In a calm space, ask yourself the questions, “What brought me to yoga? What kept me with yoga?” Many of us have been raised with yoga principles in our culture or community, and practicing yoga feels like a reconnection. Many of us simply tried a class and stayed with it because it just feels good. Pausing to ask yourself what actually keeps you with yoga can help you reengage in its true meaning. Answering these questions will remind you how yoga’s ancient teachings have miraculously helped you live more flexibly and happily, not what it has temporarily given you.
Engage with Community:
When I was going through difficult times, the vibhūti of my practice were the community, friends, and teachers who came into my life. The Western evolution of yoga has turned it into a form of self-help, but that is a misunderstanding of the practice. Yoga is as much communal as it is individual—and the opportunity to build community is a beautiful byproduct of the practice. We may not consider the impact of simple, honest engagement with people who help us feel good. Yet, the sutras suggest we should.
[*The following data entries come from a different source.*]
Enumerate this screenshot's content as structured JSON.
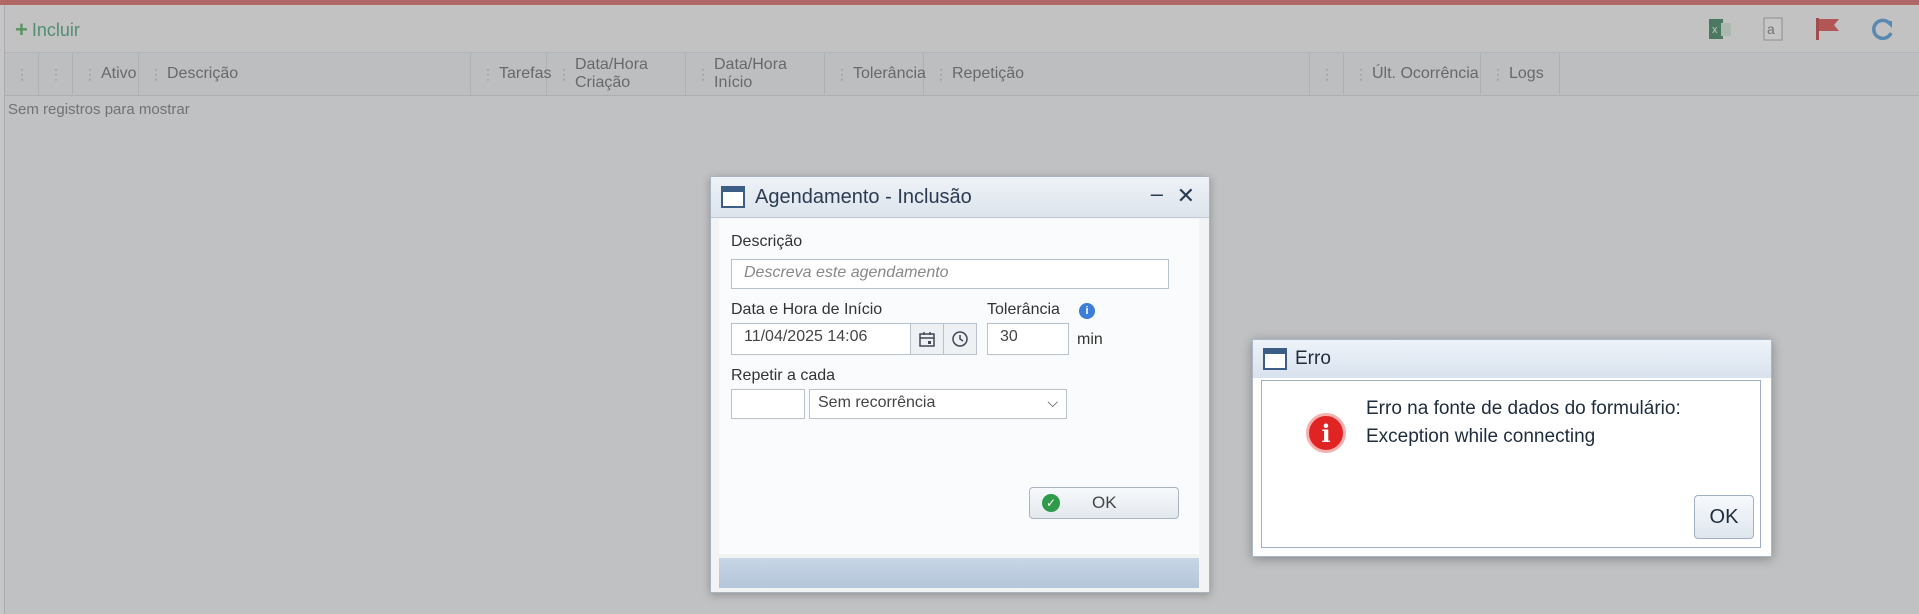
{
  "toolbar": {
    "add_label": "Incluir",
    "icons": [
      "excel-icon",
      "text-export-icon",
      "flag-icon",
      "refresh-icon"
    ],
    "accent_color": "#d9534f"
  },
  "grid": {
    "columns": [
      "",
      "",
      "Ativo",
      "Descrição",
      "Tarefas",
      "Data/Hora Criação",
      "Data/Hora Início",
      "Tolerância",
      "Repetição",
      "",
      "Últ. Ocorrência",
      "Logs"
    ],
    "empty_message": "Sem registros para mostrar"
  },
  "dialog": {
    "title": "Agendamento - Inclusão",
    "descricao_label": "Descrição",
    "descricao_placeholder": "Descreva este agendamento",
    "data_label": "Data e Hora de Início",
    "data_value": "11/04/2025 14:06",
    "tolerancia_label": "Tolerância",
    "tolerancia_value": "30",
    "tolerancia_unit": "min",
    "repetir_label": "Repetir a cada",
    "repetir_value": "",
    "recorrencia_value": "Sem recorrência",
    "ok_label": "OK"
  },
  "error": {
    "title": "Erro",
    "message_line1": "Erro na fonte de dados do formulário:",
    "message_line2": "Exception while connecting",
    "ok_label": "OK"
  }
}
Take Small, Slow Steps:
The media—especially social media—presents us with so many ideas. The irony is that considering everything we “could do” and “should be” might render us stuck. When you are experiencing inertia, ask yourself, what is the one gentle step you can envision taking? Completing even the smallest thing can help you feel that you’ve accomplished something.
Doing simple forms of yoga eventually becomes “living” your yoga. You’ll recognize shifts in your body, mind, and spirit, perhaps feeling stronger, more flexible, and more forgiving to yourself, the people around you, and even your circumstances. Enjoy vibhūti revealing itself and becoming part of your life’s rhythm.
Rina Deshpande, EdM, E-RYT 500, is a teacher, writer, and yoga and mindfulness researcher.
EXPLORE THE HISTORY OF YOGA Take Rina’s course, “The Culture and Practice of the Yama,” on the Outside Learn Channel.
From Summer 2022